▶ [Exercise material]
::::::::::

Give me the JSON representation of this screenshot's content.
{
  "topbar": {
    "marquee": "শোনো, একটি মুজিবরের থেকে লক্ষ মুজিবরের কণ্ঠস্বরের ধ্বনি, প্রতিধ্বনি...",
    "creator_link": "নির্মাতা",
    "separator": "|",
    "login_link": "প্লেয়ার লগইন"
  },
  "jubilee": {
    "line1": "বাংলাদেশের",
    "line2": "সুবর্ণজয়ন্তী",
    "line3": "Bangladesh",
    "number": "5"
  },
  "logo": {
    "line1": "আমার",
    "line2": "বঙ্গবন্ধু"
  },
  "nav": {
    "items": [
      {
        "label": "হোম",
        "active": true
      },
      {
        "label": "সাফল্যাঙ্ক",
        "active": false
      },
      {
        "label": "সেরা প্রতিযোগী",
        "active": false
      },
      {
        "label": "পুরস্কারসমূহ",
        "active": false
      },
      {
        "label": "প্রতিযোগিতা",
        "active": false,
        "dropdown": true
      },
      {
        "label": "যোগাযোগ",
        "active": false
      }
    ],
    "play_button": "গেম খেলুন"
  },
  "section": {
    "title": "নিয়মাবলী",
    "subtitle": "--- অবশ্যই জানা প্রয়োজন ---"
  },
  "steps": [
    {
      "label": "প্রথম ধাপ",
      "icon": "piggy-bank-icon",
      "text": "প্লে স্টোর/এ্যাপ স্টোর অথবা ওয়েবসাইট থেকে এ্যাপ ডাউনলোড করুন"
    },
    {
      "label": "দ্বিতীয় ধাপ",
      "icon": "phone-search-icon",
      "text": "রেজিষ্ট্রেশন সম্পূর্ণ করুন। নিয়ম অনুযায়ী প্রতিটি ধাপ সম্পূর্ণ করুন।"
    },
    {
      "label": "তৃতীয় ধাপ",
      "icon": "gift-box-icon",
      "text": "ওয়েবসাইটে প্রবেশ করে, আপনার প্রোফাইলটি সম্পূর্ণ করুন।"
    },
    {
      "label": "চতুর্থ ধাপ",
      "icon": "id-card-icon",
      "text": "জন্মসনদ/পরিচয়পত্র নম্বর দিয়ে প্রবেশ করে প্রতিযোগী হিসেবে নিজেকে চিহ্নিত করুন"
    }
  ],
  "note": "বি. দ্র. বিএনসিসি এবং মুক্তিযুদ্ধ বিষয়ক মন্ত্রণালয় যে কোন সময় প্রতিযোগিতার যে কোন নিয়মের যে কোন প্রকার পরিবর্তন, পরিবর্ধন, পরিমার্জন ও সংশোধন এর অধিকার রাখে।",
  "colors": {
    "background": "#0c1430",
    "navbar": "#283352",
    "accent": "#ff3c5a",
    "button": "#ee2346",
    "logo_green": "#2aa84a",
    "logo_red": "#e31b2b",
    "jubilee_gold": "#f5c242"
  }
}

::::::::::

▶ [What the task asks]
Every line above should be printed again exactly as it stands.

▶ [Result of the task]
Give me the JSON representation of this screenshot's content.
{
  "topbar": {
    "marquee": "শোনো, একটি মুজিবরের থেকে লক্ষ মুজিবরের কণ্ঠস্বরের ধ্বনি, প্রতিধ্বনি...",
    "creator_link": "নির্মাতা",
    "separator": "|",
    "login_link": "প্লেয়ার লগইন"
  },
  "jubilee": {
    "line1": "বাংলাদেশের",
    "line2": "সুবর্ণজয়ন্তী",
    "line3": "Bangladesh",
    "number": "5"
  },
  "logo": {
    "line1": "আমার",
    "line2": "বঙ্গবন্ধু"
  },
  "nav": {
    "items": [
      {
        "label": "হোম",
        "active": true
      },
      {
        "label": "সাফল্যাঙ্ক",
        "active": false
      },
      {
        "label": "সেরা প্রতিযোগী",
        "active": false
      },
      {
        "label": "পুরস্কারসমূহ",
        "active": false
      },
      {
        "label": "প্রতিযোগিতা",
        "active": false,
        "dropdown": true
      },
      {
        "label": "যোগাযোগ",
        "active": false
      }
    ],
    "play_button": "গেম খেলুন"
  },
  "section": {
    "title": "নিয়মাবলী",
    "subtitle": "--- অবশ্যই জানা প্রয়োজন ---"
  },
  "steps": [
    {
      "label": "প্রথম ধাপ",
      "icon": "piggy-bank-icon",
      "text": "প্লে স্টোর/এ্যাপ স্টোর অথবা ওয়েবসাইট থেকে এ্যাপ ডাউনলোড করুন"
    },
    {
      "label": "দ্বিতীয় ধাপ",
      "icon": "phone-search-icon",
      "text": "রেজিষ্ট্রেশন সম্পূর্ণ করুন। নিয়ম অনুযায়ী প্রতিটি ধাপ সম্পূর্ণ করুন।"
    },
    {
      "label": "তৃতীয় ধাপ",
      "icon": "gift-box-icon",
      "text": "ওয়েবসাইটে প্রবেশ করে, আপনার প্রোফাইলটি সম্পূর্ণ করুন।"
    },
    {
      "label": "চতুর্থ ধাপ",
      "icon": "id-card-icon",
      "text": "জন্মসনদ/পরিচয়পত্র নম্বর দিয়ে প্রবেশ করে প্রতিযোগী হিসেবে নিজেকে চিহ্নিত করুন"
    }
  ],
  "note": "বি. দ্র. বিএনসিসি এবং মুক্তিযুদ্ধ বিষয়ক মন্ত্রণালয় যে কোন সময় প্রতিযোগিতার যে কোন নিয়মের যে কোন প্রকার পরিবর্তন, পরিবর্ধন, পরিমার্জন ও সংশোধন এর অধিকার রাখে।",
  "colors": {
    "background": "#0c1430",
    "navbar": "#283352",
    "accent": "#ff3c5a",
    "button": "#ee2346",
    "logo_green": "#2aa84a",
    "logo_red": "#e31b2b",
    "jubilee_gold": "#f5c242"
  }
}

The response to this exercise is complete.